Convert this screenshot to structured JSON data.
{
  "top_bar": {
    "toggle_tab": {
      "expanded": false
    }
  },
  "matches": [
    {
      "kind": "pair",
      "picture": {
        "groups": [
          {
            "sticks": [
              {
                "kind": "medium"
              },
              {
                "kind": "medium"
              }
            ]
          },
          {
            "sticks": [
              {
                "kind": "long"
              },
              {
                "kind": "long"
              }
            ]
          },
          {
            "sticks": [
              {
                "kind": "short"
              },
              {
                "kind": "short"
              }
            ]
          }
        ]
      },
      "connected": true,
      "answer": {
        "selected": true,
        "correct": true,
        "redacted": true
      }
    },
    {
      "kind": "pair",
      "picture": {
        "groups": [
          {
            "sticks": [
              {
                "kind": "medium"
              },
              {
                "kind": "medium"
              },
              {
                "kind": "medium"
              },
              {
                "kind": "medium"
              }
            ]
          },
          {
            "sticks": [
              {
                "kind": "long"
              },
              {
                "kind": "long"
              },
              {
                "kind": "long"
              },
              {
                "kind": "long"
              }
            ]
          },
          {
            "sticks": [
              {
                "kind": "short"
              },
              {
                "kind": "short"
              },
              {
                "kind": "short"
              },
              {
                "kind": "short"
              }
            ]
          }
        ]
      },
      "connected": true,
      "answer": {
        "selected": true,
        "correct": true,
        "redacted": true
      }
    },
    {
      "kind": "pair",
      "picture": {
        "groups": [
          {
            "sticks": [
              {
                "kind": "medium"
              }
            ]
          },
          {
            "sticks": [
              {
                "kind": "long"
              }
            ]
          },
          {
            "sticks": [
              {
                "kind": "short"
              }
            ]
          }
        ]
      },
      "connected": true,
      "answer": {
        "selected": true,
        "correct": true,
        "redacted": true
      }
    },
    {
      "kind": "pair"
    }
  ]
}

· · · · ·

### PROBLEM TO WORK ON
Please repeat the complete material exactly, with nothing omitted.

### ANSWER FOR THIS EXERCISE
Convert this screenshot to structured JSON data.
{
  "top_bar": {
    "toggle_tab": {
      "expanded": false
    }
  },
  "matches": [
    {
      "kind": "pair",
      "picture": {
        "groups": [
          {
            "sticks": [
              {
                "kind": "medium"
              },
              {
                "kind": "medium"
              }
            ]
          },
          {
            "sticks": [
              {
                "kind": "long"
              },
              {
                "kind": "long"
              }
            ]
          },
          {
            "sticks": [
              {
                "kind": "short"
              },
              {
                "kind": "short"
              }
            ]
          }
        ]
      },
      "connected": true,
      "answer": {
        "selected": true,
        "correct": true,
        "redacted": true
      }
    },
    {
      "kind": "pair",
      "picture": {
        "groups": [
          {
            "sticks": [
              {
                "kind": "medium"
              },
              {
                "kind": "medium"
              },
              {
                "kind": "medium"
              },
              {
                "kind": "medium"
              }
            ]
          },
          {
            "sticks": [
              {
                "kind": "long"
              },
              {
                "kind": "long"
              },
              {
                "kind": "long"
              },
              {
                "kind": "long"
              }
            ]
          },
          {
            "sticks": [
              {
                "kind": "short"
              },
              {
                "kind": "short"
              },
              {
                "kind": "short"
              },
              {
                "kind": "short"
              }
            ]
          }
        ]
      },
      "connected": true,
      "answer": {
        "selected": true,
        "correct": true,
        "redacted": true
      }
    },
    {
      "kind": "pair",
      "picture": {
        "groups": [
          {
            "sticks": [
              {
                "kind": "medium"
              }
            ]
          },
          {
            "sticks": [
              {
                "kind": "long"
              }
            ]
          },
          {
            "sticks": [
              {
                "kind": "short"
              }
            ]
          }
        ]
      },
      "connected": true,
      "answer": {
        "selected": true,
        "correct": true,
        "redacted": true
      }
    },
    {
      "kind": "pair"
    }
  ]
}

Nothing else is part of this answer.